My grandmother bought me my first bra when I was 14 and I hated it.
Tits , knockers , bangers , jugs , boobies , breasts , fun bags , what ever you call them . Boobs are every where . You don’t have to look very hard to find advertisements that include an image of a hyper sexualised woman with an ample bust being used to promote some kind of product be it a car , energy drink or Aftershave .
Boobs , breasts , chesticles , bangers , knockers , fun bags , melons , titties , boobies . I’m sure I’m not the only woman who has insecurities around them . I’ve had big breasts and I’ve had small breasts ( naturally due to weight gain and loss not because of surgergical enhancement *not that there is an anything wrong with breast argumentation. )
When I told my boyfriend I was pregnant at the age of 19, his first response was that if I wanted to have the child, he would drop out of college and get a job to support us. As shocked and touched as I was (we'd only been "official" for a month), I said "Oh god, no—I'm getting an abortion."
*** Warning this article deals talks about sexual assault, trauma, and rape.
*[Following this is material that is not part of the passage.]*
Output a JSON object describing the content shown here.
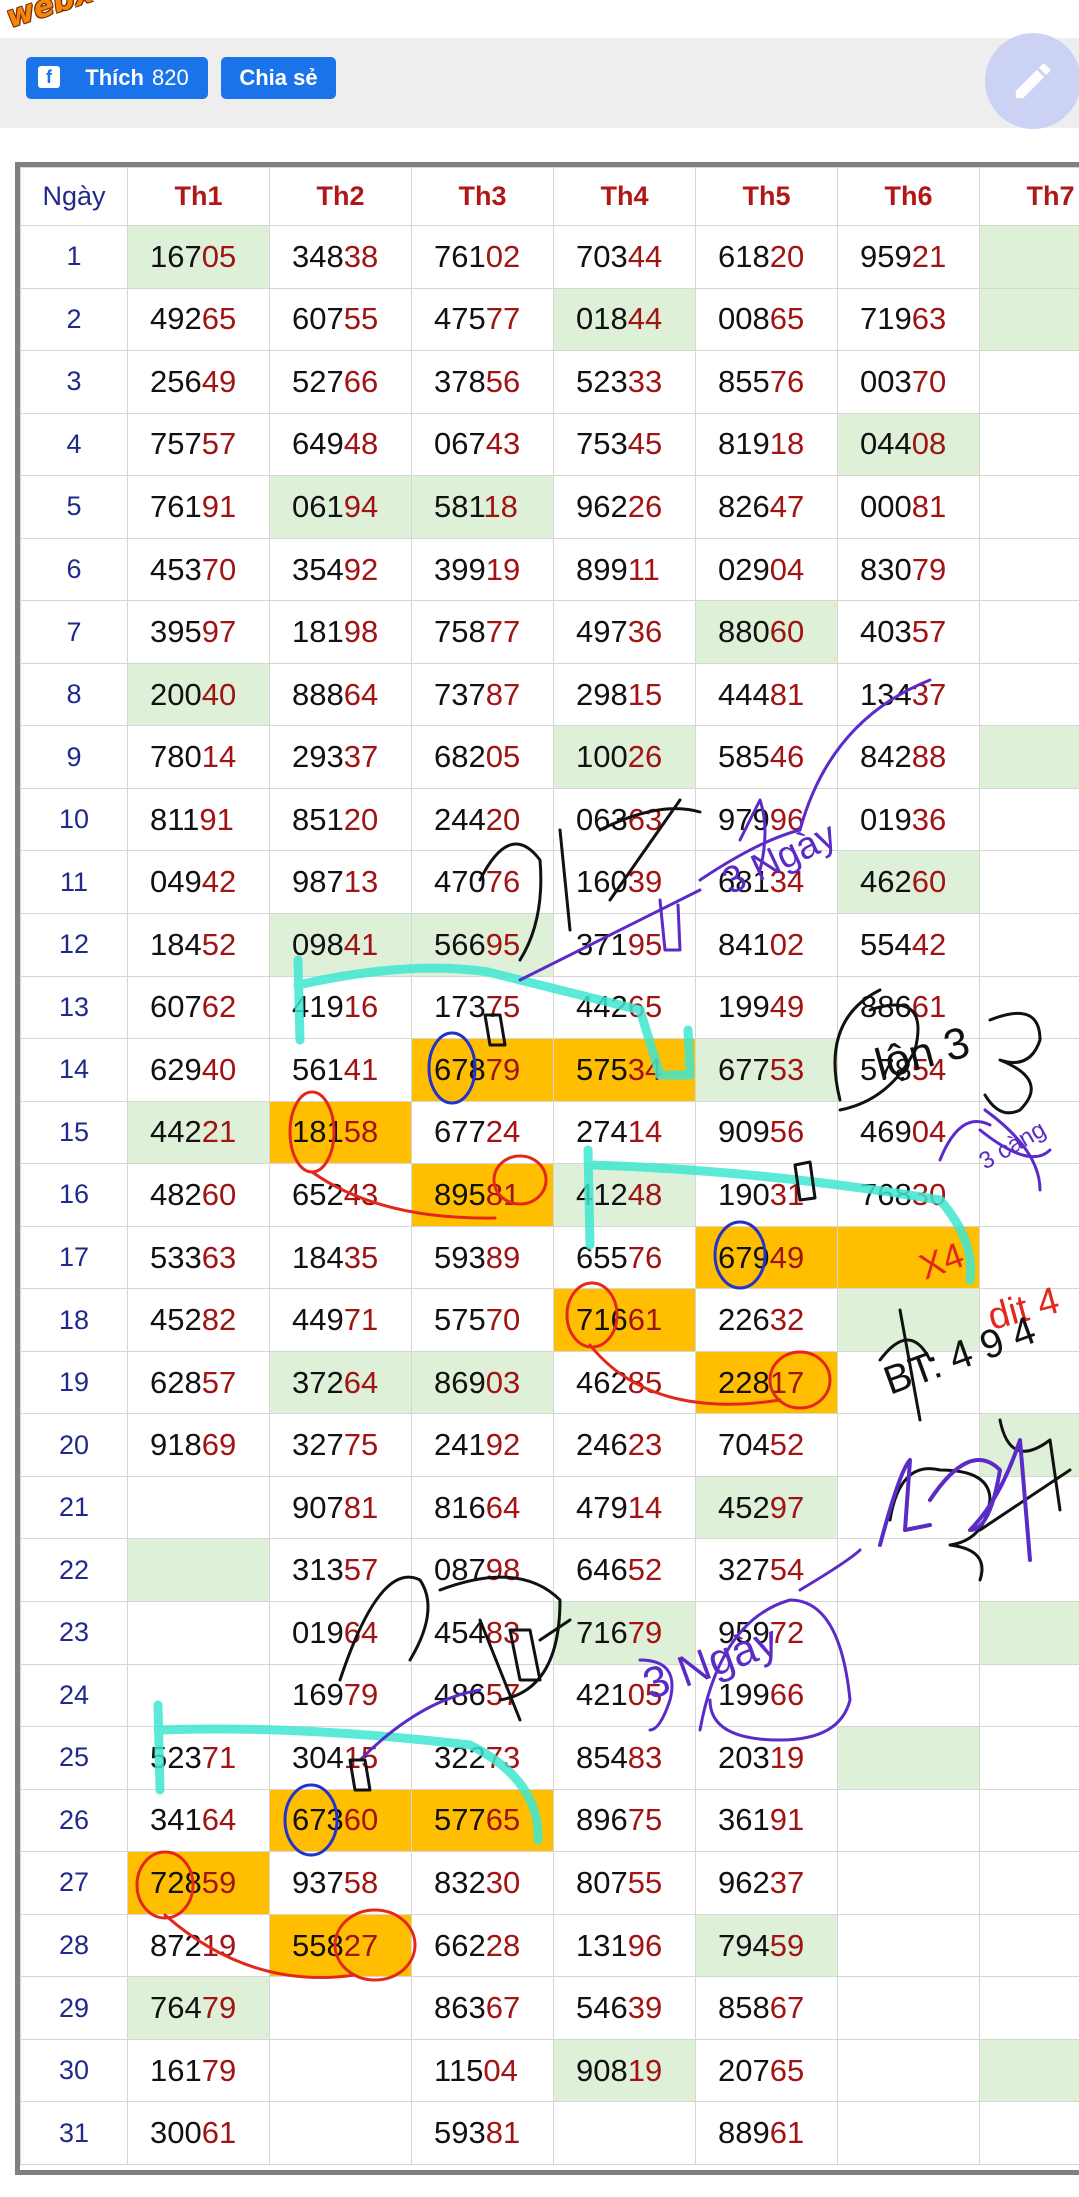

It also talks about my experience and the experience of those of who I have talked to, it in no way is meant to represent everyone.
There are defining moments in our lives that forever create a definitive split in our personal timelines. Once these moments occur, there will always be a "before" and an "after," a harsh contrast that will always be a reference point for future reflection.
In today's world, "big boobs" are in. People are getting cosmetic surgery to enhance their boobs, they're bouncing in every rapper's music video. It certainly is the case that big boobs have become mainstream.
It is impossible to estimate the number of rapes in this country over the period of a year because so many rape cases are not reported. This is a sad statistic because nobody should be the victim of a violent crime and yet be afraid to come forward for fear of being considered the perpetrator rather than the victim. But, it's a sad fact and there has to be a change.
I had the T-safe copper coil in between June 2015 and May 2019. For those four years, I experienced myself getting steadily sicker and sicker, and descending into what I thought was madness.
At first I did not connect the dots, nor know what was causing it. I was experiencing symptoms that increased in intensity as time went by, with no framework of reference to realise the coil was to blame. Like most, I had chosen the copper coil due to the fact it was a highly acclaimed non-hormonal birth control method, and all of the reviews and cautions centred only around having heavier periods, and a bit more pain.